Traniello: Beekeepers are reporting 60 to 100 percent loss of their hives.

What does that mean for our economy? Is it possible to calculate how much bees contribute?
Yes. About one-third of crops are pollinated by honeybees; this translates into roughly $14 billion in losses. Honeybee pollination is so significant that U.S. farmers rent hives at a cost of about $150 million a year to attempt to ensure pollination.
 
What is the likely cause of the disappearance?
The reason for the disappearance of honeybees is not understood, but there are several speculations as to why “colony collapse disorder,” as it’s been called, occurs: fungal, bacterial, and viral diseases; pesticide use and toxic nectar and pollen; development and the alteration of natural landscapes; or a combination of these factors acting in concert are likely involved. Parasites accidentally imported from Europe could play a role. It may also be that domestication of the honeybee has reduced genetic variation, which is important in adapting to disease. Honeybee queens are polyandrous — that is, they mate with multiple males. Recent research has shown that the greater the number of drones inseminating a queen, the greater the resistance of her offspring to disease. One might hypothesize that genetic variation has decreased due to lower levels of polyandry, and that this has had the consequence of increasing susceptibility to infection.
 
What would happen if all the honeybees went away and never came back?

Bees pollinate an extraordinary number of flowering plants, and crops of course. It would be hard to imagine life without honey, fruits, vegetables, and seeds and the visual beauty and scent of flowers. Honeybees also serve as a model for the study of social complexity, so much insight into social organization will be missed.
 
What are researchers doing about this?
I believe the expression is “scrambling” — to try to identify the cause or causes. Researchers are performing autopsies on affected hives.
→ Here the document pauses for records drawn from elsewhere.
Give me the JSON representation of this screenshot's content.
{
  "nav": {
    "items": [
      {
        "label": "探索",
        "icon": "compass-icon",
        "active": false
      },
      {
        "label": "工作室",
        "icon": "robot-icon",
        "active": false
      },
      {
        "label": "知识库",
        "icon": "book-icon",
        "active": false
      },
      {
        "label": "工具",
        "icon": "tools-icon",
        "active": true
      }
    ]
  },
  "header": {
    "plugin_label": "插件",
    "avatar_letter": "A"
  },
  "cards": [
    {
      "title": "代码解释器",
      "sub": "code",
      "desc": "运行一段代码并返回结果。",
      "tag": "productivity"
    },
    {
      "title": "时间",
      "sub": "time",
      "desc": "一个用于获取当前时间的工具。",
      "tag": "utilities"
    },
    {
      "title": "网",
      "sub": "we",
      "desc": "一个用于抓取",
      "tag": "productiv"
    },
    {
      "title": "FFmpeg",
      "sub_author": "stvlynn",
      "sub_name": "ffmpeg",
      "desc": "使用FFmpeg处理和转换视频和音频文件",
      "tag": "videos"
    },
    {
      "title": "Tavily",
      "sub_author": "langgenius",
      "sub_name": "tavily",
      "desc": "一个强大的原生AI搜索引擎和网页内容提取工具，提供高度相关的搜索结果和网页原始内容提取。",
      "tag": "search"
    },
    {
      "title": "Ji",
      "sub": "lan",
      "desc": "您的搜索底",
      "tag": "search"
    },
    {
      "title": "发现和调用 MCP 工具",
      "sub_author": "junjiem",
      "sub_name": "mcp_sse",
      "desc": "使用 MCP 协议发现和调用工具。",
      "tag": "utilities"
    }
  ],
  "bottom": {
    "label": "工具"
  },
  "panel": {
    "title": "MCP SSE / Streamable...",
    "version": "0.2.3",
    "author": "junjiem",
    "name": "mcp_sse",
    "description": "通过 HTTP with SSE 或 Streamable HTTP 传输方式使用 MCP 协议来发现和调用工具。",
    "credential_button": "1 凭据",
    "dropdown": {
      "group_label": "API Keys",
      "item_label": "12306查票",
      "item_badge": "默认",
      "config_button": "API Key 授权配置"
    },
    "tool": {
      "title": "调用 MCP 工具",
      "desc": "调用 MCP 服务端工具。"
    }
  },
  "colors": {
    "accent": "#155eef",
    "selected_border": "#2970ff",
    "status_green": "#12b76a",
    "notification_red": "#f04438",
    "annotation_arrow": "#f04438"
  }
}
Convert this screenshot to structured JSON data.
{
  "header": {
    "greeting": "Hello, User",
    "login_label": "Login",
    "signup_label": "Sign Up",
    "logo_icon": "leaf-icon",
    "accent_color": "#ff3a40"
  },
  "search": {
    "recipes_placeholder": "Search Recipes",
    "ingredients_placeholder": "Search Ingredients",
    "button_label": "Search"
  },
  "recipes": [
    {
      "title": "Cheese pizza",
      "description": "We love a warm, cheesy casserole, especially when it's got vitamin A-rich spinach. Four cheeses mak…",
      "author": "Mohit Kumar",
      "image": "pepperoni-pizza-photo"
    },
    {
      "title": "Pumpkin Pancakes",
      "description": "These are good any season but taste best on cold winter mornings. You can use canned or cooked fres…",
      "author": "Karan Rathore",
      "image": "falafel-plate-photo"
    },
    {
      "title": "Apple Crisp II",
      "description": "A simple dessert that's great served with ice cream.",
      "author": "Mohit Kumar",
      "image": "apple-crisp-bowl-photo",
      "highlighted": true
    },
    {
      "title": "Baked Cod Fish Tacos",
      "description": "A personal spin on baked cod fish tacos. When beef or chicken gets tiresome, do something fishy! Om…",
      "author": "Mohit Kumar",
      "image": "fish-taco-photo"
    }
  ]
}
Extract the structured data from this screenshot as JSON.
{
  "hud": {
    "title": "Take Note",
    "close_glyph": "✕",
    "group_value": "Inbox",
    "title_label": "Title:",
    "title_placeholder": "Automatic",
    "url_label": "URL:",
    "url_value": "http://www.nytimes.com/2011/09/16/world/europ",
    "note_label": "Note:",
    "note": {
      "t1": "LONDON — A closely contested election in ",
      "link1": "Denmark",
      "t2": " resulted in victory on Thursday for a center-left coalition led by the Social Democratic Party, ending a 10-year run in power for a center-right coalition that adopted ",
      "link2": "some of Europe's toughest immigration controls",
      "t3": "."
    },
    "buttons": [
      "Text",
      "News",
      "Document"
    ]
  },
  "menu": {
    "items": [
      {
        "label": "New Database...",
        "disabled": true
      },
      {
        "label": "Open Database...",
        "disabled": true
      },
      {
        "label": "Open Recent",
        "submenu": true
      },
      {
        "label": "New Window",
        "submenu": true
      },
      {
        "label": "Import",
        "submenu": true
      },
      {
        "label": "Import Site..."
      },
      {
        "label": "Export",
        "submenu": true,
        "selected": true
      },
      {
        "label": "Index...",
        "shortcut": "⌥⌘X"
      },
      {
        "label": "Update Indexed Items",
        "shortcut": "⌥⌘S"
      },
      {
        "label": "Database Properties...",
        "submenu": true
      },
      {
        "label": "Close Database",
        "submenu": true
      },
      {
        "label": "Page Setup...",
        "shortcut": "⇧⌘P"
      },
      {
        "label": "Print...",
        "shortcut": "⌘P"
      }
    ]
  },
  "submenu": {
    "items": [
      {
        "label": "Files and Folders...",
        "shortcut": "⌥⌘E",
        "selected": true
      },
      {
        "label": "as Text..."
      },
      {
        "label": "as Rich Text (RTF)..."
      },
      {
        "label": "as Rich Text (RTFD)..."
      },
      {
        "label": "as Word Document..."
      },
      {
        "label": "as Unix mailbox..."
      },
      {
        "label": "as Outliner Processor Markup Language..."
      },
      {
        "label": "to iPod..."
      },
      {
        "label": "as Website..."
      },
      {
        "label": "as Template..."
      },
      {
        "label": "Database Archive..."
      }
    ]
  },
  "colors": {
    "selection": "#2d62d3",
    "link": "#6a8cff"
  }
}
Excellent forensic science is needed, and it’s needed fast. The National Academy of Sciences has released a report on the problem and has made a number of recommendations, ranging from concerns related to pesticide use to land use. I imagine many researchers at agricultural colleges and universities are focusing on these problems.

Art Jahnke can be reached at jahnke@bu.edu.